A considerable amount of literature supports an association between physical activity (PA) and health: individuals who are physically active are described as having better health and experience better life satisfaction. Pate et al. identified that less active adolescents reported lower fruit consumption, higher alcohol and marijuana use, cigarette smoking and not wearing seatbelt than more active adolescents. The practice of PA has been identified as a central component of healthy lifestyles. Regular PA participation is important to promote and improve physical and psychological well-being. Studies reported that PA improved bone mineral density, cardiovascular health, aerobic fitness, muscular strength and endurance, and mental health. There is also a significant negative relationship between PA and a careless nutrition, overweight and obesity in adolescence. Additionally, if incorporated at a young age, PA may persist into adulthood, positively influencing the overall health of populations.
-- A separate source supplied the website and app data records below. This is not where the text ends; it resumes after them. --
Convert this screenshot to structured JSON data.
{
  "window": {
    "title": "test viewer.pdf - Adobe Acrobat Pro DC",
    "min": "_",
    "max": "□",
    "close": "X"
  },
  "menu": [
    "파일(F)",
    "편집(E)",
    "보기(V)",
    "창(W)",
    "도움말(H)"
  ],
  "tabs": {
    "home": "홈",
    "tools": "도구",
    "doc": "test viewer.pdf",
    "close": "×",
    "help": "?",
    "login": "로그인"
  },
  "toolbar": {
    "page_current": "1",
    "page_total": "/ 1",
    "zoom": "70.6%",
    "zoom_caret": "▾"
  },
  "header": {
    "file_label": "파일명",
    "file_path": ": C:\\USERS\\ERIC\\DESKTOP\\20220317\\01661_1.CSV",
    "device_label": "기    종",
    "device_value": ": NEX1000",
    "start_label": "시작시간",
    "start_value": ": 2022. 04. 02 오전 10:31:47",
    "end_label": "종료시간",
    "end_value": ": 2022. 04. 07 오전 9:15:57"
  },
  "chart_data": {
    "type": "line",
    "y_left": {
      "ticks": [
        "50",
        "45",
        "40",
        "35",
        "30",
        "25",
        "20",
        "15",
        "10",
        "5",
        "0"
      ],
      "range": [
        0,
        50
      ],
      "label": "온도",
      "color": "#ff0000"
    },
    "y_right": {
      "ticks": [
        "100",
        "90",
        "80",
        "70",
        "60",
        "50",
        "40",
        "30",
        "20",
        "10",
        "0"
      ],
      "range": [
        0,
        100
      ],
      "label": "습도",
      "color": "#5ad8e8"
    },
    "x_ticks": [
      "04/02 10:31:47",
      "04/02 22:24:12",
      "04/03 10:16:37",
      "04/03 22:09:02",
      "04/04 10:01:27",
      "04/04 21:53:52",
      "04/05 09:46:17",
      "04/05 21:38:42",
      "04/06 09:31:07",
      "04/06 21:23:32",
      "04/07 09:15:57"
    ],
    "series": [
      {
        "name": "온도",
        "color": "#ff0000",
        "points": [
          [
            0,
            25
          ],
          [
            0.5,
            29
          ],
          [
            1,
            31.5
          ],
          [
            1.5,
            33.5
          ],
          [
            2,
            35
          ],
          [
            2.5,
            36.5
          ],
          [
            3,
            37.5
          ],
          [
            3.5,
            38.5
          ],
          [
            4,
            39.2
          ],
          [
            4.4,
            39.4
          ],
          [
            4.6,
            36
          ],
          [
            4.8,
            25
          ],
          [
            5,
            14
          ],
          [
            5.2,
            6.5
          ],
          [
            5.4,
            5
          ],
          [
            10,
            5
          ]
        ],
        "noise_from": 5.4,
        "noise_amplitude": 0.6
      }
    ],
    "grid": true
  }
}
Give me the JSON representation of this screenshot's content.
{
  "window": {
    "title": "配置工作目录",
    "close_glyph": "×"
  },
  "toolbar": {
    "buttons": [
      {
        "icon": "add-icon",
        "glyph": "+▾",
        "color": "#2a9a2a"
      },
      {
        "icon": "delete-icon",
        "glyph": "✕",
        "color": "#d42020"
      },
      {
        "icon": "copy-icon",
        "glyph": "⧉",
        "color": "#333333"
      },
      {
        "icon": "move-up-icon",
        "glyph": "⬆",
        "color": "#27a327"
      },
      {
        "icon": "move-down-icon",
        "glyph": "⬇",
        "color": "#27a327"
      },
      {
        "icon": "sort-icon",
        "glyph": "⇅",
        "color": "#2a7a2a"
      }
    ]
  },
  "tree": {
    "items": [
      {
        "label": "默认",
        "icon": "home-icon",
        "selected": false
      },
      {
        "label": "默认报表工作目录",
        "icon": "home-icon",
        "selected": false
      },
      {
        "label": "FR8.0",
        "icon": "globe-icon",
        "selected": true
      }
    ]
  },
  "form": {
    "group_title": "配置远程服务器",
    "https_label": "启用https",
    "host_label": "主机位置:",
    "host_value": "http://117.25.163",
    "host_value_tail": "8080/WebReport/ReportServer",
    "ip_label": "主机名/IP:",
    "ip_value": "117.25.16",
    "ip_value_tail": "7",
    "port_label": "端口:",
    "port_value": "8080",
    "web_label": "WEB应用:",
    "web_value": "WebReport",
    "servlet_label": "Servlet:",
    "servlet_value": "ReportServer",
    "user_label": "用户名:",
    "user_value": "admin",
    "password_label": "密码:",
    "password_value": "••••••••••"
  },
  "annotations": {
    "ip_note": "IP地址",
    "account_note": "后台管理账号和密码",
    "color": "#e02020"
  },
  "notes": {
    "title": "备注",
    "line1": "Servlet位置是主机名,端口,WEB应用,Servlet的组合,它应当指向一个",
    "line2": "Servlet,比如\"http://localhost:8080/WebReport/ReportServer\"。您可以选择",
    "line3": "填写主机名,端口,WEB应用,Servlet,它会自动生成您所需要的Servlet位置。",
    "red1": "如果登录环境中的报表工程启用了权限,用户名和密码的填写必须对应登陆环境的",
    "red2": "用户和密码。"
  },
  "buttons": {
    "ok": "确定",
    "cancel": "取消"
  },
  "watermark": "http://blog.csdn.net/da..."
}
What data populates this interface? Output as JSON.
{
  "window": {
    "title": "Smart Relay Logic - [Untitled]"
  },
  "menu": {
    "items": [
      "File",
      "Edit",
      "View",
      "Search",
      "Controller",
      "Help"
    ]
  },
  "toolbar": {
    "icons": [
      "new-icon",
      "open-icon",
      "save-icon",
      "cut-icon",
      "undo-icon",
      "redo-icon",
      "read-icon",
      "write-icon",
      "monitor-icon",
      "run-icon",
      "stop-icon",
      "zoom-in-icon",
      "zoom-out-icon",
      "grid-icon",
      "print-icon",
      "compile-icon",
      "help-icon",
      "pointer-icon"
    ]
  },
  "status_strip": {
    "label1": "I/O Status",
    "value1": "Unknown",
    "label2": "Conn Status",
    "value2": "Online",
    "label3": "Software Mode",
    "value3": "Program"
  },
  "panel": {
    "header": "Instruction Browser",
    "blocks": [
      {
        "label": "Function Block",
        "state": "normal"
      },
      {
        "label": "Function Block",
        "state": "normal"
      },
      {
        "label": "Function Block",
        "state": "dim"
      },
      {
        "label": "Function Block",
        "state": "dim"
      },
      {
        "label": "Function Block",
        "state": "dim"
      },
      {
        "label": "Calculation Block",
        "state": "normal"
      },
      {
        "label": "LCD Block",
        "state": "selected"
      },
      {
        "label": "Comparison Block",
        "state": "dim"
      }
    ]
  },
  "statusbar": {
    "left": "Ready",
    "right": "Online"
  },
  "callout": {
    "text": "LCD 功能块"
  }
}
However some studies suggest that PA is also associated with health-related risk behaviours, violent behaviour, incidence of injuries, and the use of doping strategies. The fact that PA, especially team sports, are social activities can facilitate a context in which alcohol consumption becomes desirable, e.g. going out with friends to drink after a group physical activity or team sport activity to celebrate the victory or to overcome a defeat, or just to prolong the social event.
Does Physical Activity Promotion Advantages Need the Identification of Associated Health Compromising Features such as Injuries, Alcohol Use and Interpersonal Violence? Highlights from HBSC/ WHO Portuguese Survey
Margarida Gaspar de Matos
Last date updated on June, 2014